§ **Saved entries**
# # #
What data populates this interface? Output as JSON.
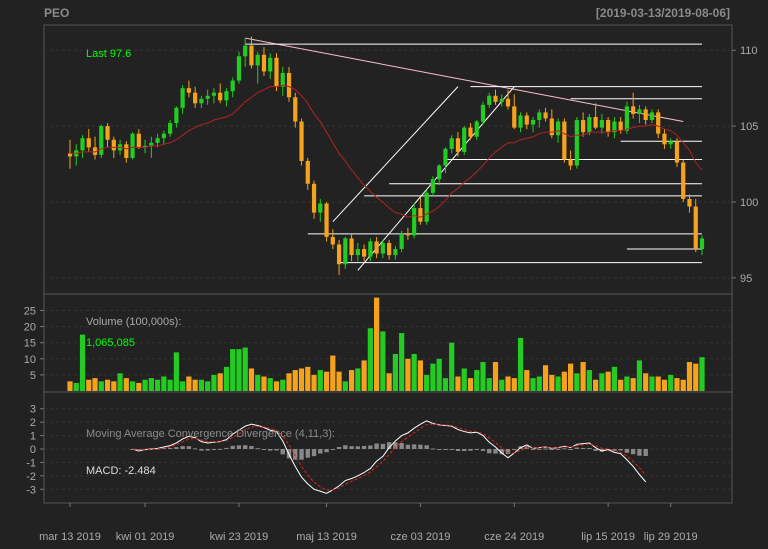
{
  "header": {
    "symbol": "PEO",
    "range": "[2019-03-13/2019-08-06]"
  },
  "colors": {
    "bg": "#222222",
    "up": "#22cc22",
    "down": "#f5a21c",
    "ema": "#b22222",
    "trend": "#ffffff",
    "trend_down": "#ffc0cb",
    "text": "#aaaaaa",
    "last": "#00ff00"
  },
  "chart_data": [
    {
      "type": "candlestick",
      "last_label": "Last 97.6",
      "y_ticks": [
        95,
        100,
        105,
        110
      ],
      "ylim": [
        94.2,
        111.2
      ],
      "candles": [
        [
          103.2,
          104.1,
          102.2,
          103.0
        ],
        [
          103.0,
          103.8,
          102.4,
          103.4
        ],
        [
          103.4,
          104.4,
          102.9,
          104.2
        ],
        [
          104.2,
          104.8,
          103.3,
          103.6
        ],
        [
          103.6,
          104.3,
          102.8,
          103.1
        ],
        [
          103.1,
          105.1,
          102.9,
          105.0
        ],
        [
          105.0,
          105.2,
          103.6,
          104.1
        ],
        [
          104.1,
          104.3,
          102.9,
          103.4
        ],
        [
          103.4,
          104.1,
          103.1,
          103.8
        ],
        [
          103.8,
          104.0,
          102.6,
          102.9
        ],
        [
          102.9,
          104.6,
          102.8,
          104.5
        ],
        [
          104.5,
          104.8,
          103.5,
          103.6
        ],
        [
          103.6,
          104.1,
          103.2,
          103.7
        ],
        [
          103.7,
          104.3,
          102.9,
          103.9
        ],
        [
          103.9,
          104.5,
          103.6,
          104.2
        ],
        [
          104.2,
          104.7,
          103.8,
          104.5
        ],
        [
          104.5,
          105.4,
          104.3,
          105.2
        ],
        [
          105.2,
          106.3,
          104.9,
          106.2
        ],
        [
          106.2,
          107.7,
          105.8,
          107.5
        ],
        [
          107.5,
          108.0,
          106.9,
          107.2
        ],
        [
          107.2,
          107.6,
          106.2,
          106.5
        ],
        [
          106.5,
          107.0,
          106.2,
          106.8
        ],
        [
          106.8,
          107.4,
          106.4,
          107.0
        ],
        [
          107.0,
          107.5,
          106.5,
          107.2
        ],
        [
          107.2,
          107.8,
          106.5,
          106.7
        ],
        [
          106.7,
          107.5,
          106.3,
          107.3
        ],
        [
          107.3,
          108.2,
          106.9,
          108.0
        ],
        [
          108.0,
          109.9,
          107.8,
          109.6
        ],
        [
          109.6,
          110.8,
          108.9,
          110.3
        ],
        [
          110.3,
          110.9,
          108.8,
          109.0
        ],
        [
          109.0,
          109.9,
          107.8,
          109.7
        ],
        [
          109.7,
          110.2,
          108.3,
          108.6
        ],
        [
          108.6,
          109.8,
          108.1,
          109.5
        ],
        [
          109.5,
          109.8,
          107.3,
          107.6
        ],
        [
          107.6,
          108.9,
          107.0,
          108.5
        ],
        [
          108.5,
          108.9,
          106.6,
          106.9
        ],
        [
          106.9,
          107.2,
          104.9,
          105.3
        ],
        [
          105.3,
          105.5,
          102.4,
          102.7
        ],
        [
          102.7,
          102.9,
          100.8,
          101.2
        ],
        [
          101.2,
          101.4,
          98.9,
          99.3
        ],
        [
          99.3,
          100.2,
          98.7,
          99.9
        ],
        [
          99.9,
          100.0,
          97.4,
          97.7
        ],
        [
          97.7,
          98.2,
          96.9,
          97.2
        ],
        [
          97.2,
          97.5,
          95.2,
          95.9
        ],
        [
          95.9,
          97.7,
          95.6,
          97.6
        ],
        [
          97.6,
          97.9,
          96.1,
          96.5
        ],
        [
          96.5,
          97.3,
          96.1,
          96.9
        ],
        [
          96.9,
          97.2,
          96.1,
          96.4
        ],
        [
          96.4,
          97.6,
          96.1,
          97.4
        ],
        [
          97.4,
          97.7,
          96.3,
          96.6
        ],
        [
          96.6,
          97.5,
          96.3,
          97.3
        ],
        [
          97.3,
          97.5,
          96.2,
          96.5
        ],
        [
          96.5,
          97.1,
          96.2,
          96.9
        ],
        [
          96.9,
          98.1,
          96.7,
          97.9
        ],
        [
          97.9,
          98.3,
          97.5,
          97.8
        ],
        [
          97.8,
          99.9,
          97.6,
          99.6
        ],
        [
          99.6,
          100.3,
          98.5,
          98.7
        ],
        [
          98.7,
          100.8,
          98.5,
          100.6
        ],
        [
          100.6,
          101.7,
          100.4,
          101.5
        ],
        [
          101.5,
          102.5,
          101.1,
          102.4
        ],
        [
          102.4,
          103.6,
          101.9,
          103.5
        ],
        [
          103.5,
          104.4,
          103.2,
          104.2
        ],
        [
          104.2,
          104.6,
          103.0,
          103.3
        ],
        [
          103.3,
          105.0,
          103.1,
          104.9
        ],
        [
          104.9,
          105.2,
          104.1,
          104.3
        ],
        [
          104.3,
          105.4,
          104.1,
          105.3
        ],
        [
          105.3,
          106.6,
          105.1,
          106.4
        ],
        [
          106.4,
          107.2,
          106.2,
          107.0
        ],
        [
          107.0,
          107.4,
          106.4,
          106.6
        ],
        [
          106.6,
          107.1,
          106.3,
          106.8
        ],
        [
          106.8,
          107.4,
          106.1,
          106.3
        ],
        [
          106.3,
          107.1,
          104.8,
          104.9
        ],
        [
          104.9,
          105.9,
          104.6,
          105.7
        ],
        [
          105.7,
          105.9,
          104.8,
          105.1
        ],
        [
          105.1,
          105.6,
          104.6,
          105.4
        ],
        [
          105.4,
          106.1,
          104.9,
          105.9
        ],
        [
          105.9,
          106.2,
          105.3,
          105.5
        ],
        [
          105.5,
          106.1,
          104.2,
          104.4
        ],
        [
          104.4,
          105.5,
          103.9,
          105.3
        ],
        [
          105.3,
          105.5,
          102.6,
          102.8
        ],
        [
          102.8,
          103.4,
          102.1,
          102.4
        ],
        [
          102.4,
          105.6,
          102.2,
          105.4
        ],
        [
          105.4,
          105.9,
          104.3,
          104.6
        ],
        [
          104.6,
          105.8,
          104.4,
          105.6
        ],
        [
          105.6,
          106.5,
          104.8,
          104.9
        ],
        [
          104.9,
          105.8,
          104.5,
          105.4
        ],
        [
          105.4,
          105.6,
          104.3,
          104.6
        ],
        [
          104.6,
          105.6,
          104.2,
          105.3
        ],
        [
          105.3,
          105.6,
          104.5,
          104.7
        ],
        [
          104.7,
          106.6,
          104.5,
          106.3
        ],
        [
          106.3,
          107.2,
          105.5,
          105.8
        ],
        [
          105.8,
          106.4,
          105.2,
          106.1
        ],
        [
          106.1,
          106.3,
          105.1,
          105.4
        ],
        [
          105.4,
          106.1,
          105.2,
          105.9
        ],
        [
          105.9,
          106.1,
          104.2,
          104.5
        ],
        [
          104.5,
          104.8,
          103.5,
          103.8
        ],
        [
          103.8,
          104.2,
          103.5,
          104.0
        ],
        [
          104.0,
          104.2,
          102.3,
          102.6
        ],
        [
          102.6,
          102.8,
          100.0,
          100.2
        ],
        [
          100.2,
          100.5,
          99.3,
          99.7
        ],
        [
          99.7,
          100.2,
          96.7,
          96.9
        ],
        [
          96.9,
          97.8,
          96.5,
          97.6
        ]
      ],
      "ema": [
        103.2,
        103.2,
        103.3,
        103.3,
        103.3,
        103.5,
        103.6,
        103.6,
        103.6,
        103.5,
        103.6,
        103.6,
        103.6,
        103.7,
        103.7,
        103.8,
        103.9,
        104.1,
        104.4,
        104.7,
        104.9,
        105.1,
        105.2,
        105.4,
        105.5,
        105.6,
        105.8,
        106.2,
        106.6,
        106.9,
        107.2,
        107.4,
        107.6,
        107.6,
        107.7,
        107.6,
        107.4,
        107.0,
        106.5,
        105.8,
        105.3,
        104.6,
        103.9,
        103.2,
        102.7,
        102.1,
        101.6,
        101.1,
        100.7,
        100.3,
        100.0,
        99.6,
        99.3,
        99.2,
        99.0,
        99.1,
        99.0,
        99.2,
        99.4,
        99.7,
        100.1,
        100.6,
        100.9,
        101.3,
        101.6,
        102.0,
        102.4,
        102.9,
        103.3,
        103.6,
        103.9,
        103.9,
        104.1,
        104.2,
        104.3,
        104.5,
        104.6,
        104.6,
        104.7,
        104.5,
        104.3,
        104.4,
        104.4,
        104.6,
        104.6,
        104.6,
        104.6,
        104.7,
        104.7,
        104.8,
        104.9,
        105.0,
        105.0,
        105.1,
        105.0,
        104.8,
        104.7,
        104.4,
        103.9,
        103.4,
        102.6,
        102.1
      ],
      "trend_lines": [
        {
          "from": [
            28,
            110.8
          ],
          "to": [
            98,
            105.3
          ],
          "color": "pink"
        },
        {
          "from": [
            46,
            95.5
          ],
          "to": [
            71,
            107.6
          ]
        },
        {
          "from": [
            42,
            98.7
          ],
          "to": [
            62,
            107.6
          ]
        },
        {
          "from": [
            28,
            110.4
          ],
          "to": [
            101,
            110.4
          ]
        },
        {
          "from": [
            64,
            107.6
          ],
          "to": [
            101,
            107.6
          ]
        },
        {
          "from": [
            80,
            106.8
          ],
          "to": [
            101,
            106.8
          ]
        },
        {
          "from": [
            88,
            104.0
          ],
          "to": [
            101,
            104.0
          ]
        },
        {
          "from": [
            60,
            102.8
          ],
          "to": [
            101,
            102.8
          ]
        },
        {
          "from": [
            51,
            101.2
          ],
          "to": [
            101,
            101.2
          ]
        },
        {
          "from": [
            47,
            100.4
          ],
          "to": [
            101,
            100.4
          ]
        },
        {
          "from": [
            38,
            97.9
          ],
          "to": [
            101,
            97.9
          ]
        },
        {
          "from": [
            89,
            96.9
          ],
          "to": [
            101,
            96.9
          ]
        },
        {
          "from": [
            43,
            96.0
          ],
          "to": [
            101,
            96.0
          ]
        }
      ]
    },
    {
      "type": "bar",
      "title": "Volume (100,000s):",
      "last_label": "1,065,085",
      "y_ticks": [
        5,
        10,
        15,
        20,
        25
      ],
      "ylim": [
        0,
        29.5
      ],
      "values": [
        3,
        2.5,
        17.5,
        3.5,
        4,
        3,
        3.5,
        3,
        5.5,
        4,
        3,
        2.5,
        3.5,
        4,
        3.5,
        4.5,
        3.5,
        12,
        3,
        4.5,
        3.5,
        3.5,
        3,
        5,
        5.5,
        7.5,
        13,
        13,
        13.5,
        7,
        5,
        4.5,
        4,
        3,
        3.5,
        5.5,
        6.5,
        7,
        7.5,
        5,
        6.5,
        6,
        11,
        6,
        3,
        6.5,
        7,
        9.5,
        19.5,
        29,
        18.5,
        5.5,
        11.5,
        18,
        10,
        11.5,
        9.5,
        5,
        8.5,
        10,
        4,
        15,
        4.5,
        7,
        4,
        6.5,
        9,
        4,
        9,
        3.5,
        4.5,
        4,
        16.5,
        6.5,
        4,
        4.5,
        8,
        5,
        4.5,
        6,
        8.5,
        5.5,
        9,
        6.5,
        3.5,
        5.5,
        6,
        7.5,
        3.5,
        4.5,
        4,
        9.5,
        5.5,
        4.5,
        4.5,
        3.5,
        5,
        4,
        3.5,
        9,
        8.5,
        10.5
      ]
    },
    {
      "type": "line",
      "title": "Moving Average Convergence Divergence (4,11,3):",
      "last_label": "MACD: -2.484",
      "y_ticks": [
        -3,
        -2,
        -1,
        0,
        1,
        2,
        3
      ],
      "ylim": [
        -3.8,
        3.8
      ],
      "start_index": 10,
      "macd": [
        0.0,
        -0.15,
        -0.05,
        0.0,
        0.05,
        0.15,
        0.25,
        0.45,
        0.75,
        0.95,
        0.85,
        0.55,
        0.45,
        0.5,
        0.55,
        0.7,
        1.1,
        1.4,
        1.7,
        1.85,
        1.75,
        1.6,
        1.4,
        1.3,
        0.6,
        -0.4,
        -1.3,
        -2.1,
        -2.6,
        -3.0,
        -3.15,
        -3.3,
        -3.05,
        -2.75,
        -2.35,
        -2.2,
        -2.0,
        -1.75,
        -1.45,
        -0.9,
        -0.55,
        0.1,
        0.6,
        1.0,
        1.2,
        1.55,
        1.85,
        2.1,
        1.9,
        1.8,
        1.75,
        1.7,
        1.45,
        1.3,
        1.2,
        1.25,
        1.0,
        0.5,
        0.15,
        -0.3,
        -0.65,
        -0.3,
        0.1,
        0.3,
        0.05,
        0.1,
        0.15,
        0.05,
        0.1,
        0.2,
        0.1,
        0.35,
        0.4,
        0.45,
        0.1,
        -0.15,
        -0.05,
        -0.25,
        -0.35,
        -0.8,
        -1.3,
        -1.9,
        -2.45
      ],
      "signal": [
        0.0,
        -0.08,
        -0.06,
        -0.03,
        0.01,
        0.08,
        0.17,
        0.31,
        0.53,
        0.74,
        0.8,
        0.67,
        0.56,
        0.53,
        0.54,
        0.62,
        0.86,
        1.13,
        1.42,
        1.63,
        1.69,
        1.65,
        1.52,
        1.41,
        1.0,
        0.3,
        -0.5,
        -1.3,
        -1.95,
        -2.47,
        -2.81,
        -3.06,
        -3.05,
        -2.9,
        -2.63,
        -2.41,
        -2.2,
        -1.98,
        -1.71,
        -1.31,
        -0.93,
        -0.41,
        0.1,
        0.55,
        0.88,
        1.21,
        1.53,
        1.82,
        1.86,
        1.83,
        1.79,
        1.75,
        1.6,
        1.45,
        1.33,
        1.29,
        1.14,
        0.82,
        0.49,
        0.09,
        -0.28,
        -0.29,
        -0.1,
        0.1,
        0.07,
        0.09,
        0.12,
        0.08,
        0.09,
        0.15,
        0.12,
        0.24,
        0.32,
        0.38,
        0.24,
        0.05,
        0.0,
        -0.12,
        -0.24,
        -0.52,
        -0.91,
        -1.4,
        -1.93
      ]
    }
  ],
  "x_axis": {
    "labels": [
      "mar 13 2019",
      "kwi 01 2019",
      "kwi 23 2019",
      "maj 13 2019",
      "cze 03 2019",
      "cze 24 2019",
      "lip 15 2019",
      "lip 29 2019"
    ],
    "label_index": [
      0,
      12,
      27,
      41,
      56,
      71,
      86,
      96
    ]
  }
}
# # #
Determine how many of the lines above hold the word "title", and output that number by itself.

2